DATA EXCERPTS: Begin

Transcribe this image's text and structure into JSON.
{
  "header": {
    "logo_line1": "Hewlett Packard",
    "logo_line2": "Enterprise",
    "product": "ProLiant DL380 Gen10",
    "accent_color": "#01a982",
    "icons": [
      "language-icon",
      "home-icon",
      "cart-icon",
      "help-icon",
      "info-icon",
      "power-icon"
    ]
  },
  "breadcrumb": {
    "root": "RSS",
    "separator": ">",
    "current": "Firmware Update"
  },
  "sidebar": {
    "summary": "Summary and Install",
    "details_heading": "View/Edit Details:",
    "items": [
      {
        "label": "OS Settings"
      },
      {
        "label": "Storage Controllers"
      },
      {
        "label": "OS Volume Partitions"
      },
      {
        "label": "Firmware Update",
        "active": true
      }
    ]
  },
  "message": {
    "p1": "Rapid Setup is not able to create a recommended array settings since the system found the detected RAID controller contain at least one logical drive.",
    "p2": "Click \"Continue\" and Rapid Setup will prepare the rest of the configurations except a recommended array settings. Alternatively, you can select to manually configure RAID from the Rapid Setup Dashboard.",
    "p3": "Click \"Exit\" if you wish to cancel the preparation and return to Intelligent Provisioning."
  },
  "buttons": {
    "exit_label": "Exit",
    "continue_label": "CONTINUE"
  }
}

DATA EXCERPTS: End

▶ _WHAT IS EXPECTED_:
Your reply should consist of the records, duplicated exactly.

▶ _TASK SOLUTION_:
Transcribe this image's text and structure into JSON.
{
  "header": {
    "logo_line1": "Hewlett Packard",
    "logo_line2": "Enterprise",
    "product": "ProLiant DL380 Gen10",
    "accent_color": "#01a982",
    "icons": [
      "language-icon",
      "home-icon",
      "cart-icon",
      "help-icon",
      "info-icon",
      "power-icon"
    ]
  },
  "breadcrumb": {
    "root": "RSS",
    "separator": ">",
    "current": "Firmware Update"
  },
  "sidebar": {
    "summary": "Summary and Install",
    "details_heading": "View/Edit Details:",
    "items": [
      {
        "label": "OS Settings"
      },
      {
        "label": "Storage Controllers"
      },
      {
        "label": "OS Volume Partitions"
      },
      {
        "label": "Firmware Update",
        "active": true
      }
    ]
  },
  "message": {
    "p1": "Rapid Setup is not able to create a recommended array settings since the system found the detected RAID controller contain at least one logical drive.",
    "p2": "Click \"Continue\" and Rapid Setup will prepare the rest of the configurations except a recommended array settings. Alternatively, you can select to manually configure RAID from the Rapid Setup Dashboard.",
    "p3": "Click \"Exit\" if you wish to cancel the preparation and return to Intelligent Provisioning."
  },
  "buttons": {
    "exit_label": "Exit",
    "continue_label": "CONTINUE"
  }
}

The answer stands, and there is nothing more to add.